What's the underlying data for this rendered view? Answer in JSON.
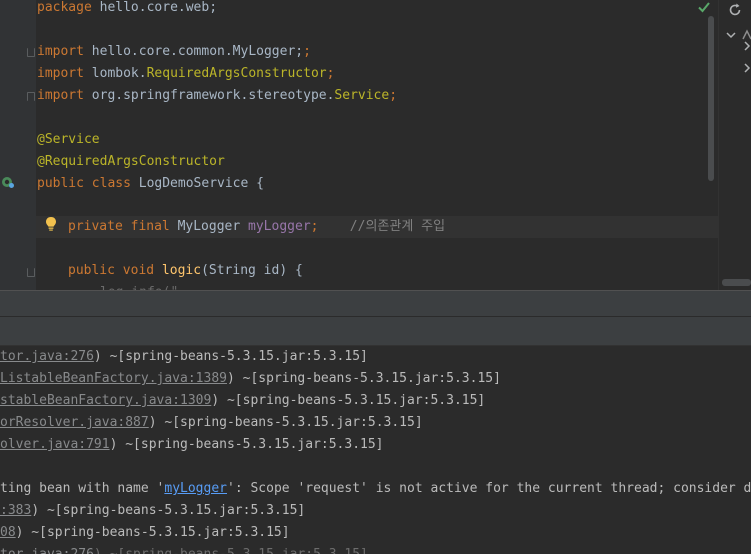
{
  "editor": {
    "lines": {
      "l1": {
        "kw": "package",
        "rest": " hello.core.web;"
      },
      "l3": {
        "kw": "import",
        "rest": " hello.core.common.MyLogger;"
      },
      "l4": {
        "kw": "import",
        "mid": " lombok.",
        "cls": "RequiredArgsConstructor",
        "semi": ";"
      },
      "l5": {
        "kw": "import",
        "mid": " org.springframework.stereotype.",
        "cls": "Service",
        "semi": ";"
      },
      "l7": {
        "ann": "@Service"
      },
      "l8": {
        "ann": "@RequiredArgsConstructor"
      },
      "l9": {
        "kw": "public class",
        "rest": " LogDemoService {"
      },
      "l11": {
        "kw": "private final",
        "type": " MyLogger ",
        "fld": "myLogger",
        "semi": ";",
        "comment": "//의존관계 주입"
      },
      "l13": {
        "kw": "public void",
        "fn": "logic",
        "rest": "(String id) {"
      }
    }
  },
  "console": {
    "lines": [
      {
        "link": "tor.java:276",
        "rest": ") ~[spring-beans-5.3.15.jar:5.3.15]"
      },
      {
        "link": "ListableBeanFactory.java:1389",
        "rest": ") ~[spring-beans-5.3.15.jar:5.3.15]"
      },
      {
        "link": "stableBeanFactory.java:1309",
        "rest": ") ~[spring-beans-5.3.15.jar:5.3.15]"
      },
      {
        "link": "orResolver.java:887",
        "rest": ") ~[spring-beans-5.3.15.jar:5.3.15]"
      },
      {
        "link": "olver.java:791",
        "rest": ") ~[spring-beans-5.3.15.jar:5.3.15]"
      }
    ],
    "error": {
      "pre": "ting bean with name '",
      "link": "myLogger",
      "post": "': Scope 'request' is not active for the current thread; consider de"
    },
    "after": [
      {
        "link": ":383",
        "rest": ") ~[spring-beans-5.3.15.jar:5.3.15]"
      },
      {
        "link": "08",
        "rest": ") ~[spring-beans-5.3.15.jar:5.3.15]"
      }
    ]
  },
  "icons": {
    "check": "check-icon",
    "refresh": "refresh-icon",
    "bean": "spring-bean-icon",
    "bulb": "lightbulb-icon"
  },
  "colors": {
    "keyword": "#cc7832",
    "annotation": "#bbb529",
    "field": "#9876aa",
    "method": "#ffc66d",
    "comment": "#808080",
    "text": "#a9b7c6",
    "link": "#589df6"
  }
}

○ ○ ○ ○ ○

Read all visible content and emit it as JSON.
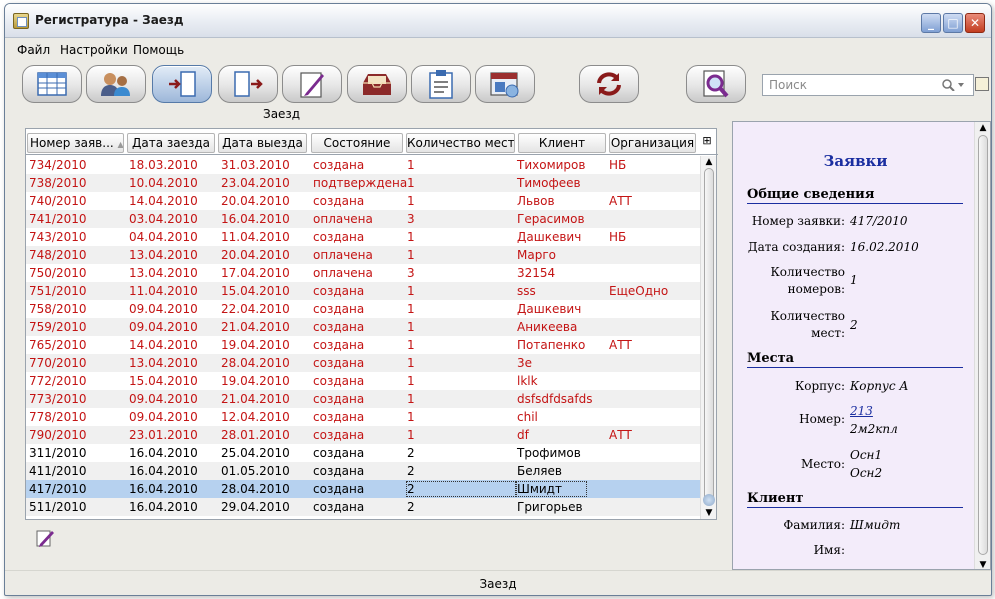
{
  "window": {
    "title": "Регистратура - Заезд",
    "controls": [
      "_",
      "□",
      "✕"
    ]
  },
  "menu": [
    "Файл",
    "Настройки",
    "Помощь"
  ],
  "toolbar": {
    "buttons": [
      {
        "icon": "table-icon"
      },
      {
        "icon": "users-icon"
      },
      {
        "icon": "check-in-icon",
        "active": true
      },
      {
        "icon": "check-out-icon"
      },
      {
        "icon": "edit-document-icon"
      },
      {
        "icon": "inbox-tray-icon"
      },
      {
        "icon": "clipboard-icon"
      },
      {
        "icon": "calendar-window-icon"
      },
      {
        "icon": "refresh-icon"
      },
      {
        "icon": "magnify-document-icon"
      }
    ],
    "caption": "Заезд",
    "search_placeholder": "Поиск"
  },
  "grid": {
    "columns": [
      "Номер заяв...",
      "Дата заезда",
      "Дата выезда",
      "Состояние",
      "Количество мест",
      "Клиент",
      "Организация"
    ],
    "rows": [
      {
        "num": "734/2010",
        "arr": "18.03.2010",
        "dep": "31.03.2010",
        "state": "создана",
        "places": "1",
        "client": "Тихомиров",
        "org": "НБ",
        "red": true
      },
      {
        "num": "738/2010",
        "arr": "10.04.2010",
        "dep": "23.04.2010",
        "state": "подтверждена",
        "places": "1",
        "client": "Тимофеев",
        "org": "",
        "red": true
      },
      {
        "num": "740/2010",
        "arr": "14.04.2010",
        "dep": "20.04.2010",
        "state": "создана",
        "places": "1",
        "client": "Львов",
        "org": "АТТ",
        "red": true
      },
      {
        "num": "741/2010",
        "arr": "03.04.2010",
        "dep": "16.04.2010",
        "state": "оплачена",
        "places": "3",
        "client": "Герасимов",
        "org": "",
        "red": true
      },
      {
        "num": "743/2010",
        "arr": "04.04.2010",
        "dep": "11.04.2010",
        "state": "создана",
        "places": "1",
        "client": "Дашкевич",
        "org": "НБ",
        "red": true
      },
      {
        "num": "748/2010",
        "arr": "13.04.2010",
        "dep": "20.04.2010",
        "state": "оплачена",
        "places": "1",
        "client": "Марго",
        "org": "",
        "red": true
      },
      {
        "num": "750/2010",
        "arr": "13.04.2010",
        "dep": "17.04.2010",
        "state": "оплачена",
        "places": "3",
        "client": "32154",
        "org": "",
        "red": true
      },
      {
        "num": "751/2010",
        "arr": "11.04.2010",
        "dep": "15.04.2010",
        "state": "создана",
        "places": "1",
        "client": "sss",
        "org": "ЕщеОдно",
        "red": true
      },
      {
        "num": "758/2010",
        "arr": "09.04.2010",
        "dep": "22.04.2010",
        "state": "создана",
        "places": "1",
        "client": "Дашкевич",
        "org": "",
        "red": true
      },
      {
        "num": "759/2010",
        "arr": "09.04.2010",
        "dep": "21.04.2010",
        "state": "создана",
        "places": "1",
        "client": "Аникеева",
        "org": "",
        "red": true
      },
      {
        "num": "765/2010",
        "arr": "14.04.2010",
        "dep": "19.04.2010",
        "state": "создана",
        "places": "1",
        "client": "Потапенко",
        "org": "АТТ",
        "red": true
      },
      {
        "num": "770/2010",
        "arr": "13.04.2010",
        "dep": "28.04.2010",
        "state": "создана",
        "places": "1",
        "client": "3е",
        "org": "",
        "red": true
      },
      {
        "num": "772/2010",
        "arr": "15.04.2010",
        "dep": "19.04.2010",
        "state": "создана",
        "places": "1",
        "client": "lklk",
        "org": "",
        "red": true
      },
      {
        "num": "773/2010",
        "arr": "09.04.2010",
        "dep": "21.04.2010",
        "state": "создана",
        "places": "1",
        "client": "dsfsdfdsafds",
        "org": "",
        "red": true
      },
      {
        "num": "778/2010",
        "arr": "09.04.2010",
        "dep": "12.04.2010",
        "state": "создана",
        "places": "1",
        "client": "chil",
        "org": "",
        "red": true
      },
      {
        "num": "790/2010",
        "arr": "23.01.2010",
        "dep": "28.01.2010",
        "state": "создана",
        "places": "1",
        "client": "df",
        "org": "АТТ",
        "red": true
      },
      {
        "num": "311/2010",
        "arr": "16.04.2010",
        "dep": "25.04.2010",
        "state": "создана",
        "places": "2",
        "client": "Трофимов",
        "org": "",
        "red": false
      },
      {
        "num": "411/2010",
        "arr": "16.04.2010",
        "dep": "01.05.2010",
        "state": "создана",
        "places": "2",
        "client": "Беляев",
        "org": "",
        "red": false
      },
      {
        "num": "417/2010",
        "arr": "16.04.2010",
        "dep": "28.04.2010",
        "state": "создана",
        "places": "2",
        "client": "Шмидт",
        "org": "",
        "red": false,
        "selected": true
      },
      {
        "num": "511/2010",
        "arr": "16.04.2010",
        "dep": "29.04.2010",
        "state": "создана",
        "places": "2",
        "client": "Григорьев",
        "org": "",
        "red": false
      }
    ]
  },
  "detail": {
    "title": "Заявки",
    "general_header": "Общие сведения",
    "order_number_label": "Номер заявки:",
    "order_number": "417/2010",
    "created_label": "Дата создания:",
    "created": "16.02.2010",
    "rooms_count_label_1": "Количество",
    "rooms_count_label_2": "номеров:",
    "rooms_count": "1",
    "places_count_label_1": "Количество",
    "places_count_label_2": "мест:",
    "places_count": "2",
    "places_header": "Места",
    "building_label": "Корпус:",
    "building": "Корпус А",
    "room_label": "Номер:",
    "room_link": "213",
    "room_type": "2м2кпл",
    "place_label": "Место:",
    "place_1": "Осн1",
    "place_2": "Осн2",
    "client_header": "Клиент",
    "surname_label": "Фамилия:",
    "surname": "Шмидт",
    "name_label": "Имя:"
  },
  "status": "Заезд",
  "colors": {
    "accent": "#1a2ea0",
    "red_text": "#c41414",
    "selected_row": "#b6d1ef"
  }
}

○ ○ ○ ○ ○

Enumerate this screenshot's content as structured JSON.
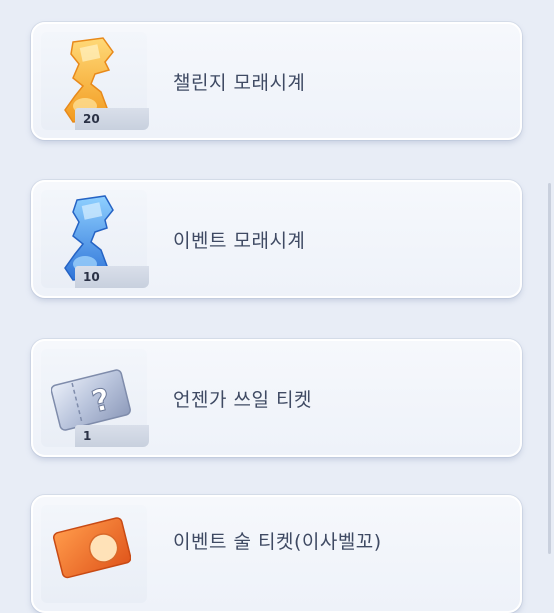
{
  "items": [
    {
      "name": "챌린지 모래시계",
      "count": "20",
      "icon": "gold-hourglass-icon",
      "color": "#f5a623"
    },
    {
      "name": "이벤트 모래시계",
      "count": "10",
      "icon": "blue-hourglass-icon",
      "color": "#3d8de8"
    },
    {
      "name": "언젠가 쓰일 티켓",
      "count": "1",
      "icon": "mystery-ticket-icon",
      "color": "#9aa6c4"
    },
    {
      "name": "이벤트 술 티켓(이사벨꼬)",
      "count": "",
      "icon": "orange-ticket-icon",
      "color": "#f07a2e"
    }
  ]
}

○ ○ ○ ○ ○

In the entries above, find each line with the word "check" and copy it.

    "check": "check-icon",
        "icon": "check-in-icon",
        "icon": "check-out-icon"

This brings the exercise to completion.